“Making a difference” that’s what popped into Markus Saarländer’s head when he started thinking about changing Brighton’s nightlife. “It’s all fake and that’s not what music is about, I’m all about the music”. Born and raised in Germany Markus moved to England in 1993 and has now been living in Brighton for over 4 years. He started his DJing career with two ghetto blasters he bought at a car boot sale before switching to his first turntables. Over the years Markus has DJed at major festivals in the UK as well as in Ibiza. But he always had a greater idea in the back of his mind “My own night, I will call it Berlin. I want to show everyone that German music isn’t all about Techno, there is more to German underground than techno!” From deep house to funk, tech house, trance to electro, the Berlin night offers it all. The German capital is one of the planet’s greatest party cities and is currently best known for its techno scene. “Going out in Berlin will complete change your perspective of how to go to a club and have a good time”, Markus wants to pass that perspective on to the lovely people of Britain, who seem to have got it.completely wrong.
Berlin has become Germany’s most famous musical city, and much of this is owing to its cheap rents.

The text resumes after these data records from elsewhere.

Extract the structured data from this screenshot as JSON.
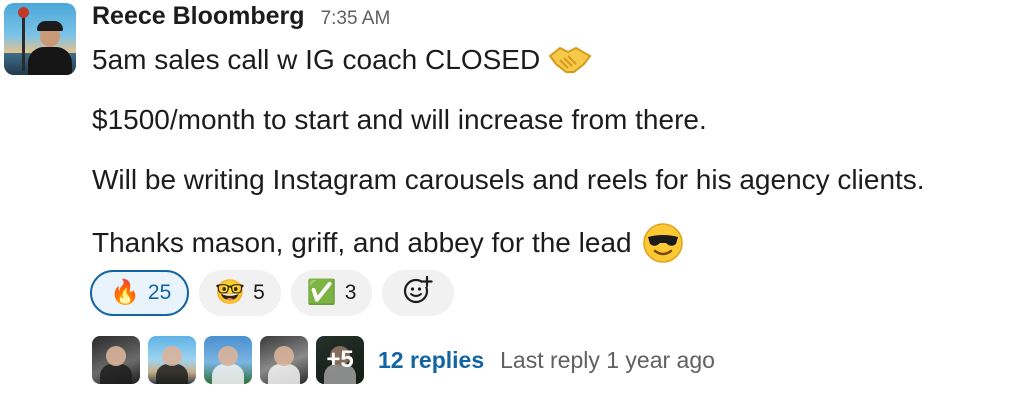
{
  "message": {
    "sender": "Reece Bloomberg",
    "timestamp": "7:35 AM",
    "lines": [
      "5am sales call w IG coach CLOSED",
      "$1500/month to start and will increase from there.",
      "Will be writing Instagram carousels and reels for his agency clients.",
      "Thanks mason, griff, and abbey for the lead"
    ],
    "line_emojis": [
      "handshake",
      "smiling-face-with-sunglasses"
    ]
  },
  "reactions": [
    {
      "emoji": "🔥",
      "name": "fire",
      "count": "25",
      "active": true
    },
    {
      "emoji": "🤓",
      "name": "nerd-face",
      "count": "5",
      "active": false
    },
    {
      "emoji": "✅",
      "name": "white-check-mark",
      "count": "3",
      "active": false
    }
  ],
  "add_reaction_icon": "add-emoji-icon",
  "thread": {
    "overflow": "+5",
    "reply_count": "12 replies",
    "last_reply": "Last reply 1 year ago"
  },
  "colors": {
    "link": "#1264a3",
    "muted": "#616061",
    "text": "#1d1c1d",
    "reaction_bg": "#f1f1f1",
    "reaction_active_bg": "#e8f3fb"
  }
}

It’s provided a sanctuary to a huge number of musicians over the years: David Bowie, U2 and Nick Cave have all enjoyed their Berlin periods. “Berlin is a happy cool place to be, being German has become very cool!”, Markus says. At his nights he wants to show his audience the fun side of Berlin, with visuals that show David Hasselhoff cuddling puppies (oh and not to forget him sound tracking the fall of the Berlin wall), balloon drops and Berlin stickers he keeps his audience entertained. One of Markus’ favourite moment in the nights is when he mixes “Prok and Fitch’s Halluzination” with the famous words of JFK’s speech “Ick bin ein Berliner”.
Having been to Berlin many times before he feels that there is a connection between Berlin and Brighton; another reason why he decided to put on his night right here in Brighton “Freedom! You can do whatever you want, both Brighton and Berlin are so independent”. Moreover he sees similarities in the “togetherness”, people are friendly and there is a great sense of community especially in the music business. He started the Berlin night in November 2014 and knew exactly where it should take place – The Green Door Store. “It reminded me of one of the warehouses in Berlin, it is dark and industrial. The pipes, the atmosphere, it is the perfect venue”. Every two month he invites two or more DJs to put on their sets “in Berlin”. Markus supports and encourages local acts and talents, he even supports young artists like MARUM, who first DJed for him at the age of 17. Saarländer headlines the nights and enjoys seeing people dance and rave. He interacts as much as possible and gets his kicks out of people shouting “I LOVE TECHNO” while violently punching the air. At four in the morning, when it is time to go home, he lifts people out of the techno zone by playing German classics like “Guten Morgen Sonnenschein” (translation: "Good morning sunshine"). “I want to send people home happy and satisfied”, Markus likes to describe his nights as a journey – emotionally and musically.
In his early days in the late 90s, Markus was inspired by DJs like Paul van Dyke, Schiller, DJ Taucher and Tillmann Uhrmacher. “It used to be hard to get the music from Germany over to the UK”, he says, “it is not anymore in the digital age, so let’s go on an underground journey together”.
Read the full article here - The Sounds of Germany – The Underground comes to Brighton
Listen to the Full Interview here - Markus Saarländer Interview